Former King’s Way Christian student-athlete says he will play for Ridgefield
Bailey Meek loved his time at King’s Way Christian.
He figured he would have finished high school there. Oh, he knew the football program was lacking in numbers, but going into his senior year, this was going to be his team.
Meek is, after all, the most decorated football player to come out of King’s Way Christian.
He expects to finish his high school days as a Ridgefield Spudder, though.
Bailey Meek also has 14 offers from Division-I programs. A 6-foot-6 defensive end, he originally had planned on making a decision in August, prior to the usual start of football.
But the recruiting process had changed significantly during the pandemic. Meek has not been able to visit any of the campuses. So he is putting on hold any decision, hoping he will be able to take some visits later this year or early 2021.
Strange times, indeed.
“It’s been a little bit crazy,” Meek said.
He has had some ask him to create a top-five list. He is not ready.
“I’m going to wait until I get on campus. I want to see these places before I make any final choices. Right now, it’s just been a bunch of phone calls and FaceTime.”
Meek posts every offer he receives on his Twitter account (@BaileyMeek23). Earlier this week, UNLV offered him.
He also has an offer from Dartmouth, and other Ivy League schools are interested in the student with a 3.96 grade-point average. Oh, and Army and Air Force want him in their uniform as well.
His parents pushed success in academics and athletics.
“You’ve got to have both if you want to play at the next level,” Meek said. “If you have both, it will open up more doors.”
Meek has a lot of doors to choose from now.
This new way of recruiting is not all bad, either, he said.
“You get to sit back and take it all in instead of having to travel every weekend,” he said. “You get to sit back and really think about it.”
Still, eventually, he wants to get out there before making a choice.

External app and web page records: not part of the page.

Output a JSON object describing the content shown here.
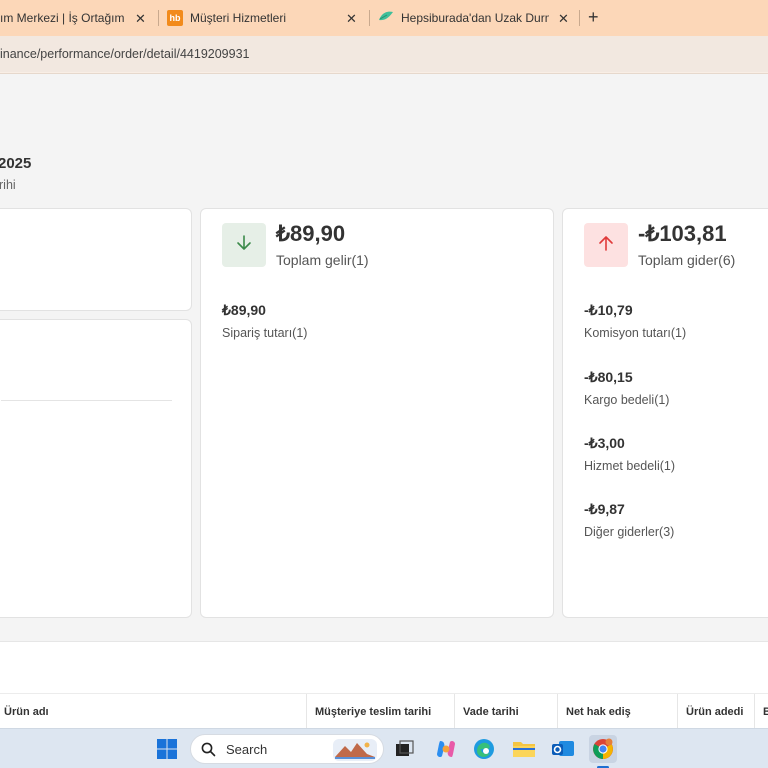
{
  "tabs": [
    {
      "title": "ım Merkezi | İş Ortağım",
      "close": "✕"
    },
    {
      "title": "Müşteri Hizmetleri",
      "favicon_text": "hb",
      "close": "✕"
    },
    {
      "title": "Hepsiburada'dan Uzak Durmak",
      "close": "✕"
    }
  ],
  "new_tab": "+",
  "address": {
    "url": "inance/performance/order/detail/4419209931"
  },
  "page": {
    "title": "2025",
    "subtitle": "rihi"
  },
  "income": {
    "total": "₺89,90",
    "label": "Toplam gelir(1)",
    "items": [
      {
        "amount": "₺89,90",
        "label": "Sipariş tutarı(1)"
      }
    ]
  },
  "expense": {
    "total": "-₺103,81",
    "label": "Toplam gider(6)",
    "items": [
      {
        "amount": "-₺10,79",
        "label": "Komisyon tutarı(1)"
      },
      {
        "amount": "-₺80,15",
        "label": "Kargo bedeli(1)"
      },
      {
        "amount": "-₺3,00",
        "label": "Hizmet bedeli(1)"
      },
      {
        "amount": "-₺9,87",
        "label": "Diğer giderler(3)"
      }
    ]
  },
  "table": {
    "columns": [
      "Ürün adı",
      "Müşteriye teslim tarihi",
      "Vade tarihi",
      "Net hak ediş",
      "Ürün adedi",
      "B"
    ]
  },
  "taskbar": {
    "search_placeholder": "Search"
  },
  "colors": {
    "tabbar": "#fcd7b8",
    "income_icon_bg": "#e6efe7",
    "income_arrow": "#3b8a4a",
    "expense_icon_bg": "#fde1e1",
    "expense_arrow": "#e03a3a"
  }
}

He also had a choice to make for his senior season of high school. He was still holding out hope for King’s Way Christian. But earlier this summer, the school shut down the program for a few years.
“I kind of saw it coming,” Meek said, noting that many of the more experienced players had moved to different schools. “Honestly, I agreed with (the school.) It just wasn’t safe.”
The Knights had very few players signed up for the upcoming season, many inexperienced.
Still, Meek said, if the Knights had fielded a team and Brian Rodriguez was the coach, he would have remained at King’s Way.
“I was trying to stay loyal to the school and Coach Rodriguez, who has helped me so much,” Meek said. “I felt I owed them that.”
Meek credits his coach for much of the attention he has received from college programs. It was Rodriguez who first made contact with college coaches, asking them to take a look at this talented player from a very small program.
Meek said early on that he did have doubts playing for King’s Way Christian. Rodriguez and his staff said Meek could still get noticed.
“Coach Rodriguez made it a theme: ‘Write your story.’ He assured me, it doesn’t matter where you go. If you’re good enough, they’ll find you,” Meek said. “It’s been a pleasure, playing with all my friends. It’s been real fun.”
Once football was taken away at King’s Way, though, Meek figured he would be moving on as well. While a season is not a guarantee due to the pandemic, if there is a season, Meek knew he would have to play somewhere else. Living in Ridgefield, he is in the process of enrolling at Ridgefield High School.
Technically, he could have remained a student at King’s Way Christian. The rules allow for athletes at private schools to play sports at their “home” public school if the private school does not offer the sport. Meek, though, wanted to be more than just a football player with the Spudders.
“I really want to step up on that team and be a leader. I figured I have to go to the school and be good friends with all these people, and then they’ll trust me on the field, as well,” Meek said. “It’s what you do off the field that makes them trust you on the field.”
He is all-in with his decision.
Now, just like all high school football players, he is in a holding pattern, hoping for some sort of football season.
“I can’t remember a day when I haven’t had football in my life,” Meek said. “Whatever I’m going through in life off the field, it disappears when I’m on the field. Working out, training with my boys, football is probably my biggest passion.”